The first sustained study of the relations between literary celebrity and queer sexuality, Categorically Famous looks at the careers of three celebrity writers–James Baldwin, Susan Sontag, and Gore Vidal–in relation to the gay and lesbian liberation movement of the 1960s. While none of these writers "came out" in our current sense, all contributed, through their public images and their writing, to a greater openness toward homosexuality that was an important precondition of liberation. Their fame was crucial, for instance, to the growing conception of homosexuals as an oppressed minority rather than as individuals with a psychological problem.
Challenging scholarly orthodoxies, Guy Davidson urges us to rethink the usual opposition to liberation and to gay and lesbian visibility within queer studies as well as standard definitions of celebrity. The conventional ban on openly discussing the homosexuality of public figures meant that media reporting at the time did not focus on his protagonists' private lives.

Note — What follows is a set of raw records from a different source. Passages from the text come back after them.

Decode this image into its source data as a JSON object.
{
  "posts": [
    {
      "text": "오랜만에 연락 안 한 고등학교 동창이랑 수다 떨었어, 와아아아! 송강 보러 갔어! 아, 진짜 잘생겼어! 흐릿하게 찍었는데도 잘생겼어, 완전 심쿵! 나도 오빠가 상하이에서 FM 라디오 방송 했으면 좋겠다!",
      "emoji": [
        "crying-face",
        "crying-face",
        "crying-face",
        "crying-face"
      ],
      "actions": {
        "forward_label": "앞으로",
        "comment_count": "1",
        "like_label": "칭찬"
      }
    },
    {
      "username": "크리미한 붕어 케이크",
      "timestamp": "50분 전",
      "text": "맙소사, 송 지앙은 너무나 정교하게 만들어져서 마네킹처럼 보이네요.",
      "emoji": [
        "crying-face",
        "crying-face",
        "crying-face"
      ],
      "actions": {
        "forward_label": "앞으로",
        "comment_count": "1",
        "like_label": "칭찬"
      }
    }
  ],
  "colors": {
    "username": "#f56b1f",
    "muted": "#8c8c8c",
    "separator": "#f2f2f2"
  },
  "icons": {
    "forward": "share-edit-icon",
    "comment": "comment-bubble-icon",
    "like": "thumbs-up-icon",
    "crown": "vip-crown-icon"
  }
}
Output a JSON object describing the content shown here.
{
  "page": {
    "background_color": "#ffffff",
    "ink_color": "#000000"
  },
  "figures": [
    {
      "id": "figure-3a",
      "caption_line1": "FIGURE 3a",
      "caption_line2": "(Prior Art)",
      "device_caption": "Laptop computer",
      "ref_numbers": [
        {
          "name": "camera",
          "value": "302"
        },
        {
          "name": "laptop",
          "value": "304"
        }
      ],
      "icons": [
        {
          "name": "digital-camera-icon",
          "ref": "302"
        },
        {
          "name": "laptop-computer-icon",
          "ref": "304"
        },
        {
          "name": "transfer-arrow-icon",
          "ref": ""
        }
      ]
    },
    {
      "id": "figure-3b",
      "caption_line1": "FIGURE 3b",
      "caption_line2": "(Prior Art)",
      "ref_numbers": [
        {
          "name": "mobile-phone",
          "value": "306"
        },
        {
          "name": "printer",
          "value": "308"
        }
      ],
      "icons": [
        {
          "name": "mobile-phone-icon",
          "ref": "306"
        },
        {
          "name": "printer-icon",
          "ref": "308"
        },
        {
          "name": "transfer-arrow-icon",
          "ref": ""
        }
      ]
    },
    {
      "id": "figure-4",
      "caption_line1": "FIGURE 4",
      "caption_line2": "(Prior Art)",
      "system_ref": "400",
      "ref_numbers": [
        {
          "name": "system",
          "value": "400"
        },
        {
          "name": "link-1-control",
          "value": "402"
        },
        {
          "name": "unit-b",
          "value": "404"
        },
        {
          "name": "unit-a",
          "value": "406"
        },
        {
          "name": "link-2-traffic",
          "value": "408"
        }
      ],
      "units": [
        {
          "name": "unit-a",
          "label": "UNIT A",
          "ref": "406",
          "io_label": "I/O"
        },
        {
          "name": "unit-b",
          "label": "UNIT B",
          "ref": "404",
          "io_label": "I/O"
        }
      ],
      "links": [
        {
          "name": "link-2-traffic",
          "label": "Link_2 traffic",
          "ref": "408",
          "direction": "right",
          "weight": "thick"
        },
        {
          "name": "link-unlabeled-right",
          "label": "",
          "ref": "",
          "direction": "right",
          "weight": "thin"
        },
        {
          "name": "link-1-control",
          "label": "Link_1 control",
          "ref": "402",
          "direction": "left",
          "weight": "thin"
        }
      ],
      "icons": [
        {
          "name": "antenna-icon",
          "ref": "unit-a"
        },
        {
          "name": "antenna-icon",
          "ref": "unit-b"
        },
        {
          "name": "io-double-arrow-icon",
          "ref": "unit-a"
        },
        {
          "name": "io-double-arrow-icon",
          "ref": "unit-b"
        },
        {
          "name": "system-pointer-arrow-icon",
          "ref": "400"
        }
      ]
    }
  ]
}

At the same time, the careers of these "semi-visible" gay celebrities should be understood as a crucial halfway point between the era of the open secret and the present-day post-liberation era in which queer people, celebrities very much included, are enjoined to come out.
About the author
Guy Davidson is Associate Professor of English Literatures at the University of Wollongong.